Exercise brief: Copy out each entry precisely; no image belongs in the result.

Extracted records:
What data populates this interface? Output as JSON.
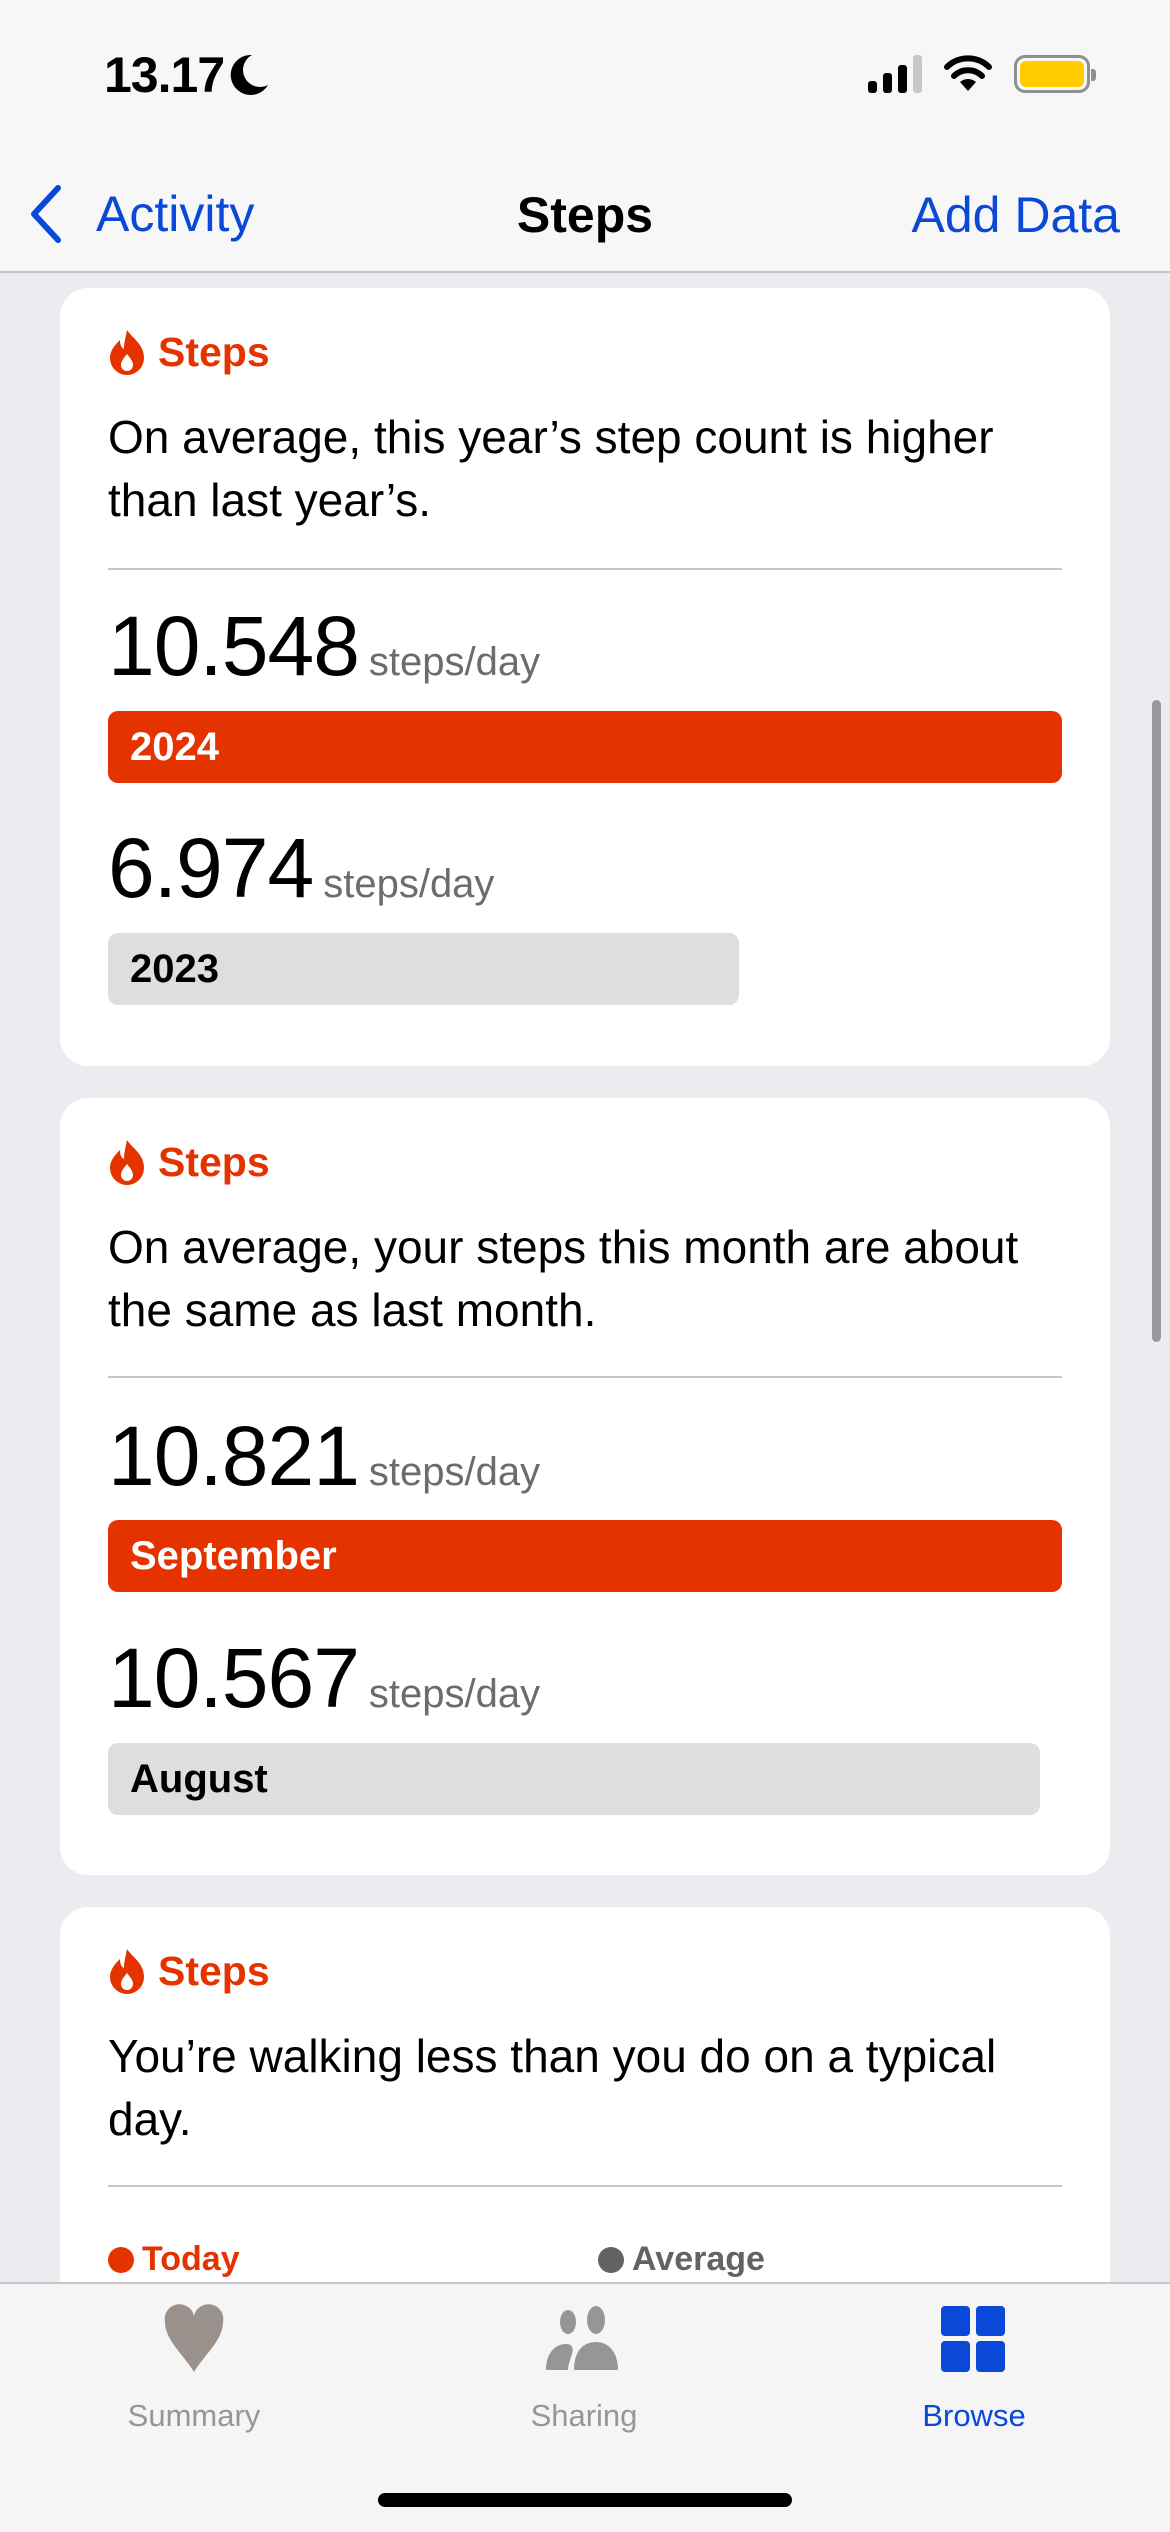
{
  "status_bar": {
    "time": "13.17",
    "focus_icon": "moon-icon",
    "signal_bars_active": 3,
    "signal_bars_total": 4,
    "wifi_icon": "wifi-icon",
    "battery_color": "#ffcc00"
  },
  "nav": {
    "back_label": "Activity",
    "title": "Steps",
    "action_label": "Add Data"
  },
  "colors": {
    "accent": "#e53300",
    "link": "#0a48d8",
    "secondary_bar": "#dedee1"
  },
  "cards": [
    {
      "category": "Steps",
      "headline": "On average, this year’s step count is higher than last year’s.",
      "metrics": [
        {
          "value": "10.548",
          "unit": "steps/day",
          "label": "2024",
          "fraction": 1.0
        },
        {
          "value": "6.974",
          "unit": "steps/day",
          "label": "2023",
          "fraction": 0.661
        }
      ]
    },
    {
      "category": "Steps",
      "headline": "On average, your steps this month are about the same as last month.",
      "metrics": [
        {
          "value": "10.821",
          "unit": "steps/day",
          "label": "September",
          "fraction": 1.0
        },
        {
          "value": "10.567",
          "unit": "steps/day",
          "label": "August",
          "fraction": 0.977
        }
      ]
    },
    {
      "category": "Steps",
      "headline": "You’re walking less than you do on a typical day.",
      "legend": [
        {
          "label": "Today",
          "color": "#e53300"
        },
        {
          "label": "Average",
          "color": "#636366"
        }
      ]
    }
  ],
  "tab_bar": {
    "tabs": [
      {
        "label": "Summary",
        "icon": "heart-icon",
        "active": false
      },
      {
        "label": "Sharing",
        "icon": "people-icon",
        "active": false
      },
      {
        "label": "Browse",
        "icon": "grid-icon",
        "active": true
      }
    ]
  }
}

Completed exercise:
What data populates this interface? Output as JSON.
{
  "status_bar": {
    "time": "13.17",
    "focus_icon": "moon-icon",
    "signal_bars_active": 3,
    "signal_bars_total": 4,
    "wifi_icon": "wifi-icon",
    "battery_color": "#ffcc00"
  },
  "nav": {
    "back_label": "Activity",
    "title": "Steps",
    "action_label": "Add Data"
  },
  "colors": {
    "accent": "#e53300",
    "link": "#0a48d8",
    "secondary_bar": "#dedee1"
  },
  "cards": [
    {
      "category": "Steps",
      "headline": "On average, this year’s step count is higher than last year’s.",
      "metrics": [
        {
          "value": "10.548",
          "unit": "steps/day",
          "label": "2024",
          "fraction": 1.0
        },
        {
          "value": "6.974",
          "unit": "steps/day",
          "label": "2023",
          "fraction": 0.661
        }
      ]
    },
    {
      "category": "Steps",
      "headline": "On average, your steps this month are about the same as last month.",
      "metrics": [
        {
          "value": "10.821",
          "unit": "steps/day",
          "label": "September",
          "fraction": 1.0
        },
        {
          "value": "10.567",
          "unit": "steps/day",
          "label": "August",
          "fraction": 0.977
        }
      ]
    },
    {
      "category": "Steps",
      "headline": "You’re walking less than you do on a typical day.",
      "legend": [
        {
          "label": "Today",
          "color": "#e53300"
        },
        {
          "label": "Average",
          "color": "#636366"
        }
      ]
    }
  ],
  "tab_bar": {
    "tabs": [
      {
        "label": "Summary",
        "icon": "heart-icon",
        "active": false
      },
      {
        "label": "Sharing",
        "icon": "people-icon",
        "active": false
      },
      {
        "label": "Browse",
        "icon": "grid-icon",
        "active": true
      }
    ]
  }
}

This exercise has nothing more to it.